With the help of Steve Tice, a friend who developed Geppetto software, software, Jesch built a custom PC-based computer system in heavy-duty road boxes suitable for air cargo. “I shlepped that hardware all around the world,” he said. “I would sit in my booth and put silver dots on my face, cheeks, and around my eyes and mouth. I wore a helmet with a camera that would look back at my face and track how those markers were moving and then send the information to the animation software in real time. That was the predecessor to what we have now.”
CHOPS gets $15,000-$20,000 to produce a three-day trade show experience. “When we work for clients, we bring a lot of value to their exhibits that they might not be able to get otherwise,” Jesch said. “We help them by creating unforgettable first-time experiences so they see a better return on investment. With Yogi as our first virtual celebrity, we’re raising the bar in terms of what an avatar has been able to do in the past.”
Jesch plans to use his technology to create digital mascots for sports teams. “We can recreate their mascots in digital form, allowing them to appear on big screens, in social media, on smartphones, and in ballpark kiosks.” he said. “We can even give them a voice. It’s high time we heard mascots speak.”
Former major-leaguer Dale Berra, one of Yogi’s three sons, hasn’t yet seen the avatar of his famous dad perform in person but has been working closely with Jesch, approving the artwork at each stage of the avatar’s development. “Gary is respectful, his intent is excellent, and he will do nothing to embarrass my dad,” Berra said. “We’re glad we took this chance (to work with him).”
A Yogi Berra fan takes a photograph as other watches during a public memorial service at the the Yogi Berra Museum for the New York Yankees Hall of Fame catcher on Oct. 4, 2015 in Little Falls, NJ. (AP Photo/Mel Evans)
The Berra family is still involved in the Yogi Berra Museum, on the campus of Montclair State University in Little Falls, NJ. Tentative plans call for Virual Yogi to make its East Coast debut there next spring.
Dale Berra also said he’d like to see it on the big scoreboard at Yankee Stadium, at the Baseball Hall of Fame, and at business meetings and conventions.
“We think it can be a great message even in the museum,” he added. “If we show the avatar and he’s talking to the kids directly about gender equality, fair play, and sportsmanship, it would be a great thing.”

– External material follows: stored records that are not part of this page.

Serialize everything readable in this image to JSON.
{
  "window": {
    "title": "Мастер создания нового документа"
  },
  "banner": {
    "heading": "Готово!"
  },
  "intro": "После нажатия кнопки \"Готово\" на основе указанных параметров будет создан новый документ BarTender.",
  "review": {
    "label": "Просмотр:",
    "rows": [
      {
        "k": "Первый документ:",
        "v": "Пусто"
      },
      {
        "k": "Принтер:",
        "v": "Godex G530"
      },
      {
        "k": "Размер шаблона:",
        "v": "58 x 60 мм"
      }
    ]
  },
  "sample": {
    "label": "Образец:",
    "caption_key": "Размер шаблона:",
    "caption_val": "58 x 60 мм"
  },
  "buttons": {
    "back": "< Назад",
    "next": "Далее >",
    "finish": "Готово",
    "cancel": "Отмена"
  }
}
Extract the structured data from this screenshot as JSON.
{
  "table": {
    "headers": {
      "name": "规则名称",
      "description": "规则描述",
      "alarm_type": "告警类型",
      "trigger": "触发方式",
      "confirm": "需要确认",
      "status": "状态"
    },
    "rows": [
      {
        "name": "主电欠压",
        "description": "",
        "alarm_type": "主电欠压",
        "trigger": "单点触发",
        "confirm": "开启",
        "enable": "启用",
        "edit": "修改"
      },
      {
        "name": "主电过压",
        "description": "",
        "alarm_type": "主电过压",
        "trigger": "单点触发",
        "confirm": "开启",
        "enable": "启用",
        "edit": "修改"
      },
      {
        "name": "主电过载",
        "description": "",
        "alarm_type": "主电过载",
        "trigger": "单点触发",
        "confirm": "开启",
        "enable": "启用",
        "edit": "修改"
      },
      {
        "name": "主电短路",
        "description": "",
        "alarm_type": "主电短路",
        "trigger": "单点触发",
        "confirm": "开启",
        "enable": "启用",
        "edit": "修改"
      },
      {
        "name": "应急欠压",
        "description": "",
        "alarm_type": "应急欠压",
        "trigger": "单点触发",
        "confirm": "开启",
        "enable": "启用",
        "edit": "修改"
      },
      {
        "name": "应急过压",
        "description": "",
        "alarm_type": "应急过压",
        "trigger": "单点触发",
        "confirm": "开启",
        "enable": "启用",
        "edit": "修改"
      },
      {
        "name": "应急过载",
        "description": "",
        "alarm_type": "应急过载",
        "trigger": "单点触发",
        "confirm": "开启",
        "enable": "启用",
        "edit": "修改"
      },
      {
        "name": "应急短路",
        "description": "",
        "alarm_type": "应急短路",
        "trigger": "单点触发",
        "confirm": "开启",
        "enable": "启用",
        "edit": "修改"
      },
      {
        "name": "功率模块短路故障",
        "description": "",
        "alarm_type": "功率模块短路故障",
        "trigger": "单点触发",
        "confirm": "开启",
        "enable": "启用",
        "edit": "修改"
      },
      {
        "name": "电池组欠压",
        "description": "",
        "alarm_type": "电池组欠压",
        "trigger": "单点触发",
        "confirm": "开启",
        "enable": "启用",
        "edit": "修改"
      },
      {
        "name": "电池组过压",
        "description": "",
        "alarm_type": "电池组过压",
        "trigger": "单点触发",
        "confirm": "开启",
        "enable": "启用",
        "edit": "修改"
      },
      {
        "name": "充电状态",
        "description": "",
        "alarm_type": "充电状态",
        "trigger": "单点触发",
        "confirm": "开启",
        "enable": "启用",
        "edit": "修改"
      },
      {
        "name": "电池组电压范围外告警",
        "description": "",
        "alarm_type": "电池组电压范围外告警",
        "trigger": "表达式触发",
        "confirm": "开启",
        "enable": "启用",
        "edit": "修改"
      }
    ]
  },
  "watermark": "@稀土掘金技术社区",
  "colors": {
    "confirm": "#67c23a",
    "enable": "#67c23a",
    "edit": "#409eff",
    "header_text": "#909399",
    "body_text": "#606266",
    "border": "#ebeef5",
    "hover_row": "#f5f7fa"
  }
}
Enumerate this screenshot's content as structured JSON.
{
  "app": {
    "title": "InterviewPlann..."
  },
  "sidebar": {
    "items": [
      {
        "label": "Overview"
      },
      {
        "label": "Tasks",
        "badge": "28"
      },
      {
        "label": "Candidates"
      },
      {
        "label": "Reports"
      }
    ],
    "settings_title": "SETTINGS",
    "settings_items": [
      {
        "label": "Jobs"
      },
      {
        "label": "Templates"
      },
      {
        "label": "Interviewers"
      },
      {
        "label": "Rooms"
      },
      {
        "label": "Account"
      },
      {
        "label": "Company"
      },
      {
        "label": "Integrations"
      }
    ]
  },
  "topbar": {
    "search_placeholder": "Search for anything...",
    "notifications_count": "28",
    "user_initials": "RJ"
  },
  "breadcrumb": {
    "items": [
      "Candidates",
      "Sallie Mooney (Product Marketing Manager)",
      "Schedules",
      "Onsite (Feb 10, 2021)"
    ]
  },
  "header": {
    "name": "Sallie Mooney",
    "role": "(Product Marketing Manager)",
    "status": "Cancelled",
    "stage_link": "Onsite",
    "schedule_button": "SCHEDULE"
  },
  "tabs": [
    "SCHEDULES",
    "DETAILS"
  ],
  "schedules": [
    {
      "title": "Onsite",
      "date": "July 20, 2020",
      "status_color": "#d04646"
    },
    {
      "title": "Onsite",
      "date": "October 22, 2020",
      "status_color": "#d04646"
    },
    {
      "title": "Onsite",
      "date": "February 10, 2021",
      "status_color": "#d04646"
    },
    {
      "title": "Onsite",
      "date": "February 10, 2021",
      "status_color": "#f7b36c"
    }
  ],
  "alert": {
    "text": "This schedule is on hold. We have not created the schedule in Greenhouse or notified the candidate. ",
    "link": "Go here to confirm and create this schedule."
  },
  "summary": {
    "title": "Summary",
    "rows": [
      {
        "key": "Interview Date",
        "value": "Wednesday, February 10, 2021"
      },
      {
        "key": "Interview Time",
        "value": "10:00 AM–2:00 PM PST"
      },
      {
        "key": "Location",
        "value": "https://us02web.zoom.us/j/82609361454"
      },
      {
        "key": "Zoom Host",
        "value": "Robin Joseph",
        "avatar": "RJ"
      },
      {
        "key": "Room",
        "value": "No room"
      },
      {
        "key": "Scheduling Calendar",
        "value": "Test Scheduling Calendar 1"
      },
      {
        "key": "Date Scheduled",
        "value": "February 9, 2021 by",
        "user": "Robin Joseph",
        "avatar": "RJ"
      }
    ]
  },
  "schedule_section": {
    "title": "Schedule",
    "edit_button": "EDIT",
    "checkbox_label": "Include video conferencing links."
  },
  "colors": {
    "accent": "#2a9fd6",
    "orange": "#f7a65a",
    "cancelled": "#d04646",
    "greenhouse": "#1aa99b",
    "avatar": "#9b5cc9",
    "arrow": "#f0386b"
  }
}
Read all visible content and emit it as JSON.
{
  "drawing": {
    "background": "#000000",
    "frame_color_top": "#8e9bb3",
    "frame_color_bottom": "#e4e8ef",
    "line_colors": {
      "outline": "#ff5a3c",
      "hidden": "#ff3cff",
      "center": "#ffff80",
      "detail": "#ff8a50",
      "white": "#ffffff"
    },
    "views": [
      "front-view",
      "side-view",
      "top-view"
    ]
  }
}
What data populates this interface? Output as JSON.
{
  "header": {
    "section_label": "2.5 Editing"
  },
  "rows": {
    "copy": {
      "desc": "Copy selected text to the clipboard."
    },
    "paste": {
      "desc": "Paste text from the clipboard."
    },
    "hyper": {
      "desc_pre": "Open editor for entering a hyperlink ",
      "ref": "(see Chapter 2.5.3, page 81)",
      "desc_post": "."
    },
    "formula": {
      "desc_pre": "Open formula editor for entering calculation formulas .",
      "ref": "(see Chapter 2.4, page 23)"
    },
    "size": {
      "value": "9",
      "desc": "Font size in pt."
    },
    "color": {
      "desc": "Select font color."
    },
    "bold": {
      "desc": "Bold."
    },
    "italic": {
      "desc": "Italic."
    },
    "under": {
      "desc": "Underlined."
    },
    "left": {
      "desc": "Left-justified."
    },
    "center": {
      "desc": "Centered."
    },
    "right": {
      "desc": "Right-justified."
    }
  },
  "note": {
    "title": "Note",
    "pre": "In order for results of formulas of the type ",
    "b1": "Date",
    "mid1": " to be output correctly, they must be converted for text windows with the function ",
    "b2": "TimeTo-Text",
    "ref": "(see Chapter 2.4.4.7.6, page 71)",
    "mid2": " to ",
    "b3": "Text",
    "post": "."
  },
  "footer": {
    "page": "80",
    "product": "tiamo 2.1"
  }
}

Berra’s message will also be promoted next May through a book called My Dad Yogi. According to its author, Dale Berra, “There have been so many biographies written about Dad but they’re pretty much the same book rewritten 15 different times, all with the same content.There’s never been one about his relationship with the family. When I made some bad choices and had to deal with them, he remained a supportive father the whole time. He never gave a thought to ‘What’s happening to my name?’ He pretty much saved my life without thinking about himself once.”
Asked about the avatar, Dale said, “We’re looking forward to it representing Dad in a very positive way.”